▶ **Activity**
A verbatim copy of each record is required.

(Data excerpts)
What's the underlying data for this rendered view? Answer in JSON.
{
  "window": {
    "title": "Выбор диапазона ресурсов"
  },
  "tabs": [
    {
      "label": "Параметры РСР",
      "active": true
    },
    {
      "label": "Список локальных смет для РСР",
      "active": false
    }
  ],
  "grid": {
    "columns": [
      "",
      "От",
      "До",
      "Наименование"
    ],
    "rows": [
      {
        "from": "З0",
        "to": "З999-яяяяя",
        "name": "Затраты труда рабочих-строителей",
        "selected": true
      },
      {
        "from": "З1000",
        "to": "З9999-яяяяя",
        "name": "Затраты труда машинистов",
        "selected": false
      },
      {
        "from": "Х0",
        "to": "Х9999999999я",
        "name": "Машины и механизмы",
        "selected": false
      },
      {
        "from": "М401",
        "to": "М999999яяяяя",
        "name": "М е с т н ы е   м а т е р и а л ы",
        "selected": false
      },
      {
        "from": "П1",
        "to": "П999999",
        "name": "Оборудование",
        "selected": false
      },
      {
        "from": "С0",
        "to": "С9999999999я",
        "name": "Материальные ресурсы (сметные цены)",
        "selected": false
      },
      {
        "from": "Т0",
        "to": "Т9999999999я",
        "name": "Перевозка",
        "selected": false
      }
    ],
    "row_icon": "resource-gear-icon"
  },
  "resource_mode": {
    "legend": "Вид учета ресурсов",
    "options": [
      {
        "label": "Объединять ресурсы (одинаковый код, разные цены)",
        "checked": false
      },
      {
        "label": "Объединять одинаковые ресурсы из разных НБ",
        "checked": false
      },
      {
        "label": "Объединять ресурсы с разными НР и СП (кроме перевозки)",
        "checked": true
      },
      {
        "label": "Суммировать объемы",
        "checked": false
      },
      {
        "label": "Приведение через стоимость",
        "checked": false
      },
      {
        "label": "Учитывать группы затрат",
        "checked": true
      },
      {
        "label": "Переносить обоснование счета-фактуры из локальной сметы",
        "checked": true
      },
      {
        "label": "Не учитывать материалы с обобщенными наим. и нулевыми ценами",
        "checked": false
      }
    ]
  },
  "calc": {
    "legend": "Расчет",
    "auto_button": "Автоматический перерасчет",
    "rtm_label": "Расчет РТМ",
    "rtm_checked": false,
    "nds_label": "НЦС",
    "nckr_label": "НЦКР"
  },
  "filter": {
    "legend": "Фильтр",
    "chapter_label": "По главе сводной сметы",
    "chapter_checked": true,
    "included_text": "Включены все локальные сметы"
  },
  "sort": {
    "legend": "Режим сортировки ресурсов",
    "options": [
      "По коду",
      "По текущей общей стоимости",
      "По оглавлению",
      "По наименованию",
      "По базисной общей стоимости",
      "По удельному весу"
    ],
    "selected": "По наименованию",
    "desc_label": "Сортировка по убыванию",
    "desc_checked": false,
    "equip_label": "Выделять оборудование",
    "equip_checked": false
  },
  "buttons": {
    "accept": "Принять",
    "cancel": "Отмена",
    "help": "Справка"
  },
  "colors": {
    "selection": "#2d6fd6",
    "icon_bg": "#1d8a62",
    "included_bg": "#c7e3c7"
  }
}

▶ **Answer box**
What's the underlying data for this rendered view? Answer in JSON.
{
  "window": {
    "title": "Выбор диапазона ресурсов"
  },
  "tabs": [
    {
      "label": "Параметры РСР",
      "active": true
    },
    {
      "label": "Список локальных смет для РСР",
      "active": false
    }
  ],
  "grid": {
    "columns": [
      "",
      "От",
      "До",
      "Наименование"
    ],
    "rows": [
      {
        "from": "З0",
        "to": "З999-яяяяя",
        "name": "Затраты труда рабочих-строителей",
        "selected": true
      },
      {
        "from": "З1000",
        "to": "З9999-яяяяя",
        "name": "Затраты труда машинистов",
        "selected": false
      },
      {
        "from": "Х0",
        "to": "Х9999999999я",
        "name": "Машины и механизмы",
        "selected": false
      },
      {
        "from": "М401",
        "to": "М999999яяяяя",
        "name": "М е с т н ы е   м а т е р и а л ы",
        "selected": false
      },
      {
        "from": "П1",
        "to": "П999999",
        "name": "Оборудование",
        "selected": false
      },
      {
        "from": "С0",
        "to": "С9999999999я",
        "name": "Материальные ресурсы (сметные цены)",
        "selected": false
      },
      {
        "from": "Т0",
        "to": "Т9999999999я",
        "name": "Перевозка",
        "selected": false
      }
    ],
    "row_icon": "resource-gear-icon"
  },
  "resource_mode": {
    "legend": "Вид учета ресурсов",
    "options": [
      {
        "label": "Объединять ресурсы (одинаковый код, разные цены)",
        "checked": false
      },
      {
        "label": "Объединять одинаковые ресурсы из разных НБ",
        "checked": false
      },
      {
        "label": "Объединять ресурсы с разными НР и СП (кроме перевозки)",
        "checked": true
      },
      {
        "label": "Суммировать объемы",
        "checked": false
      },
      {
        "label": "Приведение через стоимость",
        "checked": false
      },
      {
        "label": "Учитывать группы затрат",
        "checked": true
      },
      {
        "label": "Переносить обоснование счета-фактуры из локальной сметы",
        "checked": true
      },
      {
        "label": "Не учитывать материалы с обобщенными наим. и нулевыми ценами",
        "checked": false
      }
    ]
  },
  "calc": {
    "legend": "Расчет",
    "auto_button": "Автоматический перерасчет",
    "rtm_label": "Расчет РТМ",
    "rtm_checked": false,
    "nds_label": "НЦС",
    "nckr_label": "НЦКР"
  },
  "filter": {
    "legend": "Фильтр",
    "chapter_label": "По главе сводной сметы",
    "chapter_checked": true,
    "included_text": "Включены все локальные сметы"
  },
  "sort": {
    "legend": "Режим сортировки ресурсов",
    "options": [
      "По коду",
      "По текущей общей стоимости",
      "По оглавлению",
      "По наименованию",
      "По базисной общей стоимости",
      "По удельному весу"
    ],
    "selected": "По наименованию",
    "desc_label": "Сортировка по убыванию",
    "desc_checked": false,
    "equip_label": "Выделять оборудование",
    "equip_checked": false
  },
  "buttons": {
    "accept": "Принять",
    "cancel": "Отмена",
    "help": "Справка"
  },
  "colors": {
    "selection": "#2d6fd6",
    "icon_bg": "#1d8a62",
    "included_bg": "#c7e3c7"
  }
}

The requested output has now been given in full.